By 1958, the archdeaconry had nine priests and well over 460 lay readers to steer the church. In the quest to educate the Christians, Arua teachers training college (TTC) was granted college status in 1954 while Kuluva Hospital to offer good health care had been opened in 1951.
The Lugbara Bible despite the first New Testament Bibles being published in 1933, the full Bible could only be out for use three decades later in 1967 after a rather hectic work of translation and typing by Laura Belle.
By 1969, West Nile had already three archdeaconries, Arua, Koboko, and Goli, Arua archdeaconry comprised the current Vurra, Terego, Arua urban, and Arua archdeaconries; Koboko had the current Madi, Aringa, Maracha, and Koboko archdeaconries and Goli comprised the current Nebbi diocese, Oyibu, and Rhino camp archdeaconries.
The young diocese
Less than ten years after his consecration as the first Bishop, Rt. Rev. Wani had another abrupt call to lead the church as the archbishop following the gruesome death of the then archbishop Janan Luwum.
Remelia Ringtho was subsequently appointed to fill the void left by Wani and the man who had hitherto been the diocesan administrator and known for his timekeeping and punctuality would steer the young Church until his retirement in 1987.
Bishop Remelia although frail with advanced age still lives to date in Warr in Nebbi diocese and the current Zombo district.
Tough times hit the diocese
Rt. Rev. Ephraim Adrale replaced Remelia Ringtho but sadly his reign marked the beginning of more than a decade of troubled times for the diocese. He died shortly in 1990 after only serving for two years.
Four years after his death, the diocese was plunged in further weeping with the news of the demise of Rt. Rev. Ariaka Mawa Nguma. Bishop Ariaka died in a motor accident on his way to a meeting of the house of Bishops in Kampala.

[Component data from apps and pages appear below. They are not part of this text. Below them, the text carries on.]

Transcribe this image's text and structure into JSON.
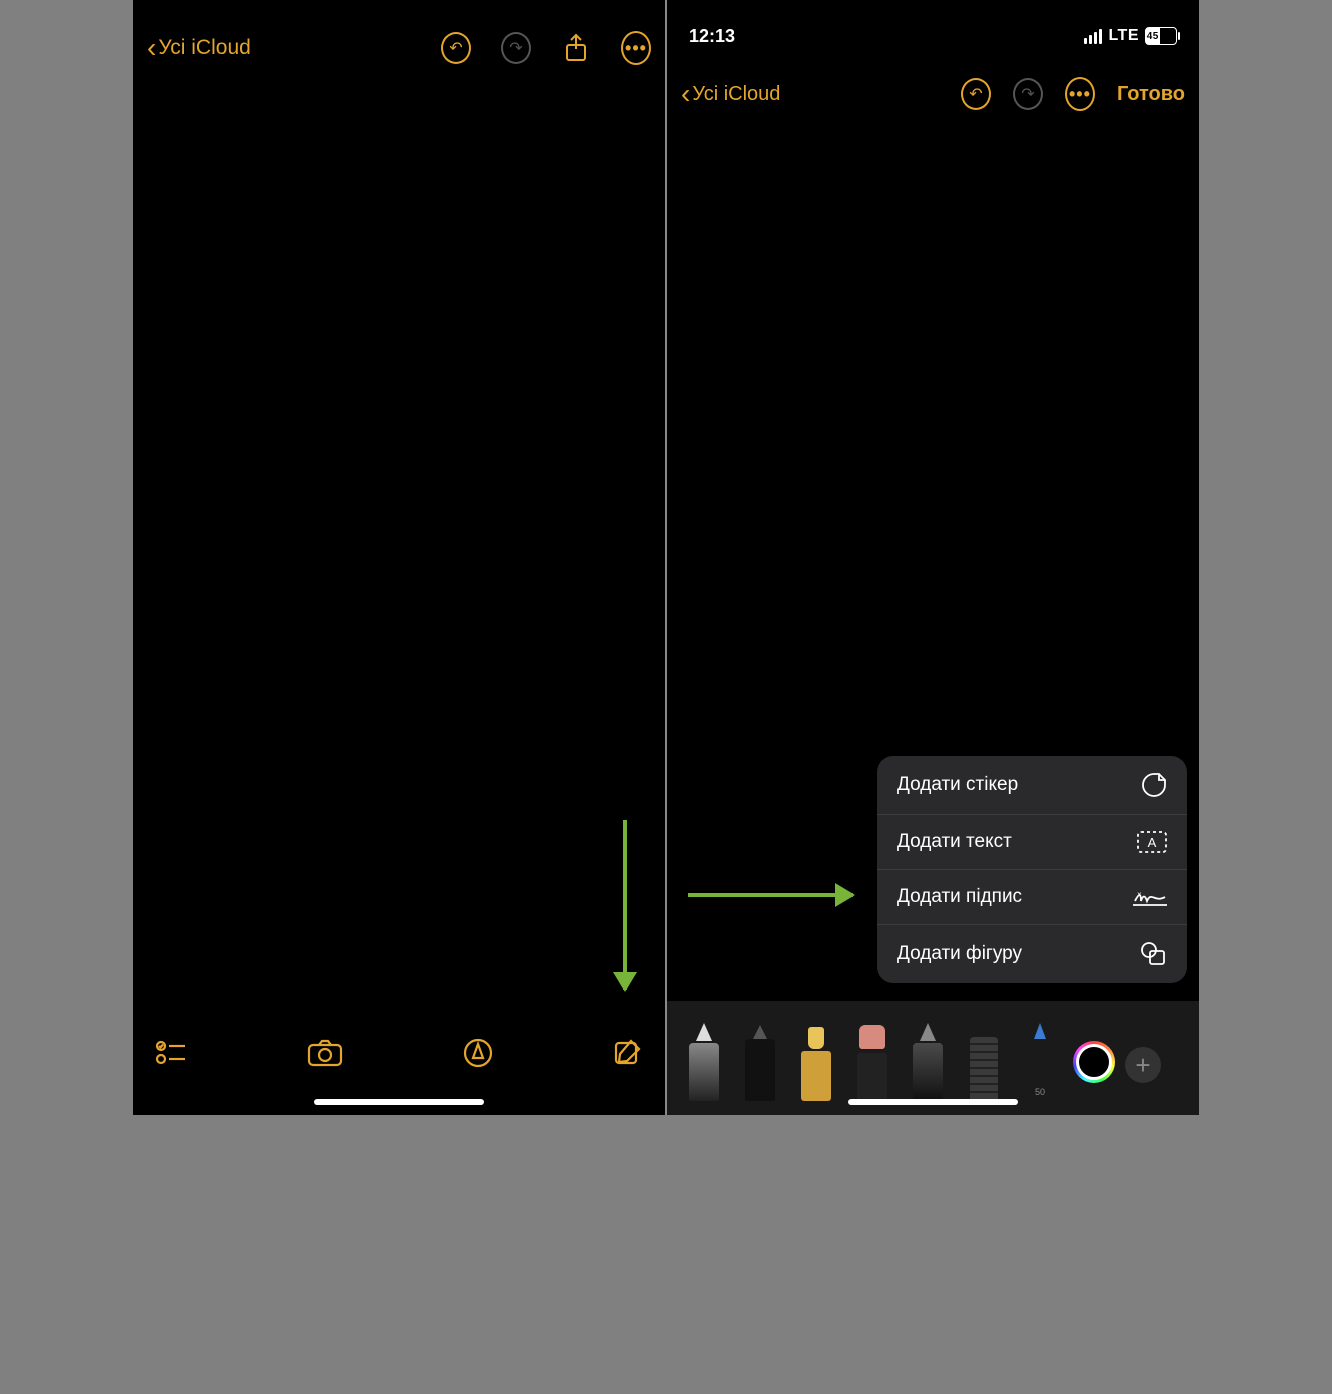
{
  "left": {
    "back_label": "Усі iCloud",
    "toolbar": {
      "undo_icon": "undo",
      "redo_icon": "redo",
      "share_icon": "share",
      "more_icon": "more"
    },
    "bottom": {
      "checklist_icon": "checklist",
      "camera_icon": "camera",
      "markup_icon": "markup",
      "compose_icon": "compose"
    }
  },
  "right": {
    "status": {
      "time": "12:13",
      "network": "LTE",
      "battery_pct": 45
    },
    "back_label": "Усі iCloud",
    "done_label": "Готово",
    "popup": [
      {
        "label": "Додати стікер",
        "icon": "sticker"
      },
      {
        "label": "Додати текст",
        "icon": "textbox"
      },
      {
        "label": "Додати підпис",
        "icon": "signature"
      },
      {
        "label": "Додати фігуру",
        "icon": "shape"
      }
    ],
    "tools": [
      {
        "name": "pen",
        "icon": "pen"
      },
      {
        "name": "marker",
        "icon": "marker"
      },
      {
        "name": "highlighter",
        "icon": "highlighter"
      },
      {
        "name": "eraser",
        "icon": "eraser"
      },
      {
        "name": "pencil",
        "icon": "pencil"
      },
      {
        "name": "ruler",
        "icon": "ruler"
      },
      {
        "name": "blue-pen",
        "icon": "blue-pen",
        "size_label": "50"
      }
    ],
    "color_picker": "color-wheel",
    "add_button": "+"
  }
}
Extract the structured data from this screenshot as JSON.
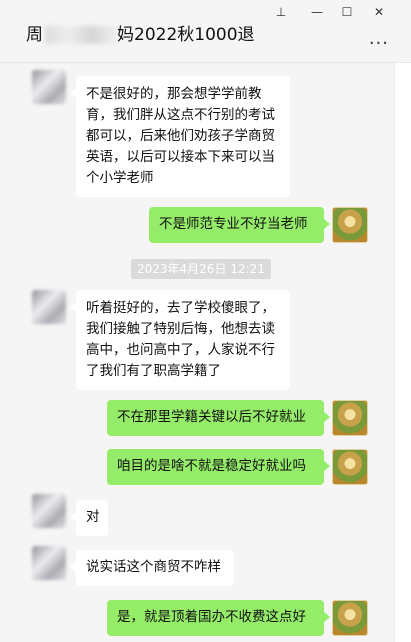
{
  "window": {
    "title_prefix": "周",
    "title_suffix": "妈2022秋1000退",
    "pin_glyph": "⊥",
    "min_glyph": "—",
    "max_glyph": "☐",
    "close_glyph": "✕",
    "more_glyph": "..."
  },
  "timestamp": "2023年4月26日 12:21",
  "messages": [
    {
      "side": "left",
      "text": "不是很好的，那会想学学前教育，我们胖从这点不行别的考试都可以，后来他们劝孩子学商贸英语，以后可以接本下来可以当个小学老师"
    },
    {
      "side": "right",
      "text": "不是师范专业不好当老师"
    },
    {
      "side": "left",
      "text": "听着挺好的，去了学校傻眼了，我们接触了特别后悔，他想去读高中，也问高中了，人家说不行了我们有了职高学籍了"
    },
    {
      "side": "right",
      "text": "不在那里学籍关键以后不好就业"
    },
    {
      "side": "right",
      "text": "咱目的是啥不就是稳定好就业吗"
    },
    {
      "side": "left",
      "text": "对"
    },
    {
      "side": "left",
      "text": "说实话这个商贸不咋样"
    },
    {
      "side": "right",
      "text": "是，就是顶着国办不收费这点好"
    }
  ]
}
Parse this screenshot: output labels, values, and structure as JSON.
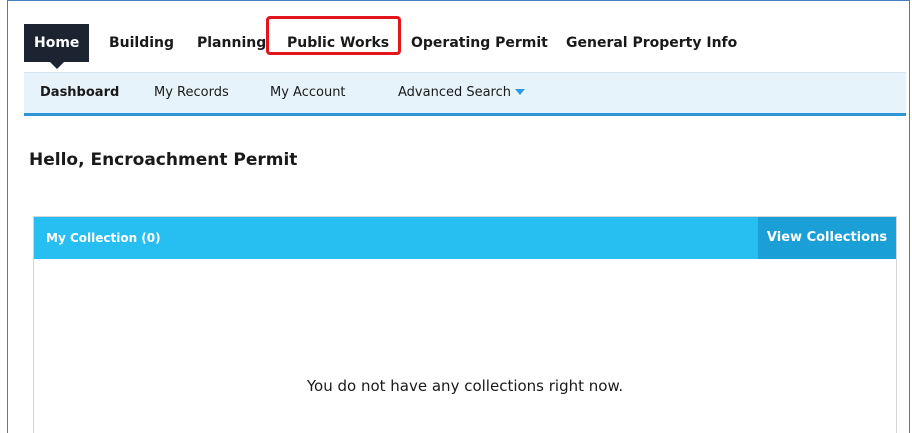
{
  "topnav": {
    "items": [
      {
        "label": "Home",
        "active": true
      },
      {
        "label": "Building"
      },
      {
        "label": "Planning"
      },
      {
        "label": "Public Works",
        "highlighted": true
      },
      {
        "label": "Operating Permit"
      },
      {
        "label": "General Property Info"
      }
    ]
  },
  "subnav": {
    "items": [
      {
        "label": "Dashboard",
        "active": true
      },
      {
        "label": "My Records"
      },
      {
        "label": "My Account"
      },
      {
        "label": "Advanced Search"
      }
    ]
  },
  "greeting": "Hello, Encroachment Permit",
  "collection_panel": {
    "title": "My Collection (0)",
    "button_label": "View Collections",
    "empty_message": "You do not have any collections right now."
  },
  "colors": {
    "active_tab_bg": "#1b2430",
    "highlight_border": "#e3141b",
    "subnav_bg": "#e7f3fb",
    "subnav_border": "#2f93d4",
    "panel_header": "#27bff1",
    "panel_button": "#1a9fd6"
  }
}
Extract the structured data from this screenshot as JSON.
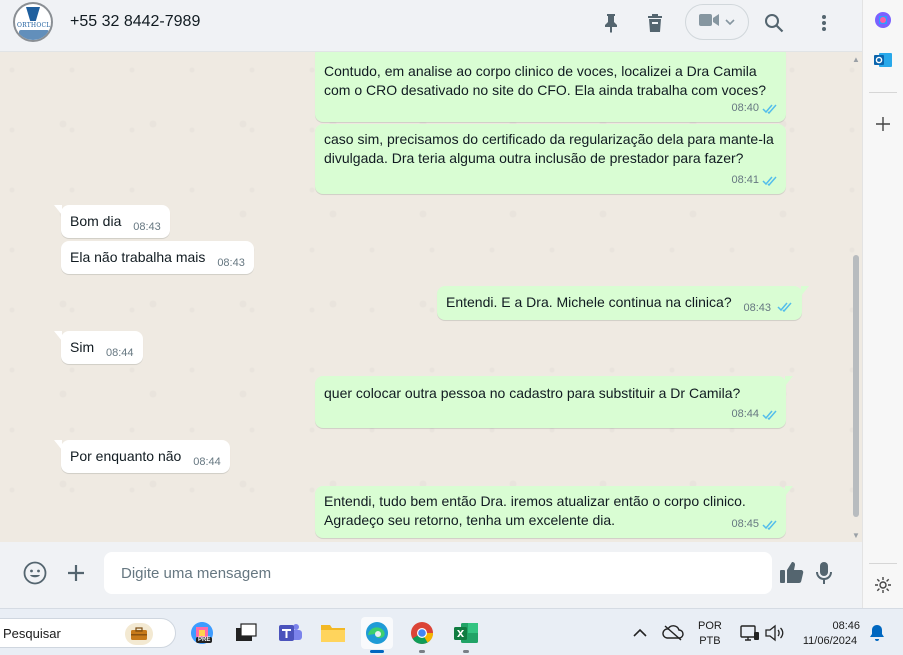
{
  "header": {
    "contact_name": "+55 32 8442-7989",
    "avatar_logo_text": "ORTHOCLIN"
  },
  "messages": [
    {
      "dir": "out",
      "text": "Contudo, em analise ao corpo clinico de voces, localizei a Dra Camila com o CRO desativado no site do CFO. Ela ainda trabalha com voces?",
      "time": "08:40",
      "status": "read"
    },
    {
      "dir": "out",
      "text": "caso sim, precisamos do certificado da regularização dela para mante-la divulgada. Dra teria alguma outra inclusão de prestador para fazer?",
      "time": "08:41",
      "status": "read"
    },
    {
      "dir": "in",
      "text": "Bom dia",
      "time": "08:43"
    },
    {
      "dir": "in",
      "text": "Ela não trabalha mais",
      "time": "08:43"
    },
    {
      "dir": "out",
      "text": "Entendi. E a Dra. Michele continua na clinica?",
      "time": "08:43",
      "status": "read"
    },
    {
      "dir": "in",
      "text": "Sim",
      "time": "08:44"
    },
    {
      "dir": "out",
      "text": "quer colocar outra pessoa no cadastro para substituir a Dr Camila?",
      "time": "08:44",
      "status": "read"
    },
    {
      "dir": "in",
      "text": "Por enquanto não",
      "time": "08:44"
    },
    {
      "dir": "out",
      "text": "Entendi, tudo bem então Dra. iremos atualizar então o corpo clinico. Agradeço seu retorno, tenha um excelente dia.",
      "time": "08:45",
      "status": "read"
    }
  ],
  "composer": {
    "placeholder": "Digite uma mensagem"
  },
  "taskbar": {
    "search_placeholder": "Pesquisar",
    "copilot_badge": "PRE",
    "language_line1": "POR",
    "language_line2": "PTB",
    "clock_time": "08:46",
    "clock_date": "11/06/2024"
  },
  "colors": {
    "outgoing_bubble": "#d9fdd3",
    "incoming_bubble": "#ffffff",
    "chat_background": "#efeae2",
    "read_ticks": "#53bdeb"
  }
}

However, the only ray of hope during this time was the birth of Nebbi diocese symbolising the continued growth of the church despite the challenges.
The provincial assembly had granted Nebbi a diocese status on the 19th August 1992 with the consequent consecration of the first Bishop Henry Luke Orombi on October 24th, 1993. Bishop Orombi would later be elected as the Arch Bishop of the church of Uganda.
Dr. Enock Lee Drati replaced the late Ariaka in 1995 serving until his retirement in 2005; Dr. Drati (RIP) despite serving until his retirement in 2005 had a tough time running the diocese.
Sections of the clergy and Christians rose against his administration, something that drastically destabilized the Church with threats of break-aways. He later died in retirement in the United States.
New hope, new energy
On 27th November 2005, Dr Joel Samson Obetia took the reins at the diocese as the chief shepherd, he had hitherto served as a lecturer at Uganda Christian University (UCU) Mukono.
Dr Obetia, a distinguished evangelist offered an olive branch to the disgruntled Christians rallying them to forget their differences and make a new start.
His appeal largely succeeded and Dr Obetia, who after retirement returned to his former workplace is much remembered as a clear-headed orator with an enormous sense of humour.
However, February 26th 2017 will go down in history books of the diocese as one similar to the Biblical story of anointing King David among a host of Jesse’s children.
Bishop Andaku before his election by the House of Bishops was not only humble and reserved but little known and yet amongst the community where he lived, much loved.
Son to the retired Terego archdeacon Semi Draku, Bishop Andaku joined the ordained ministry years later after he had been in teaching.
He immediately embarked on rather ambitious projects in infrastructure, environment, clergy welfare and professionalization of the church staff as well as leasing different church lands.
The simple man he is, Bishop Andaku has set himself as the yardstick of time management, and the 7th prelate considers himself lucky to have been Bishop at both the centenary of the faith in the region and the golden jubilee celebrations of the diocese of Madi and West Nile.
To be continued…….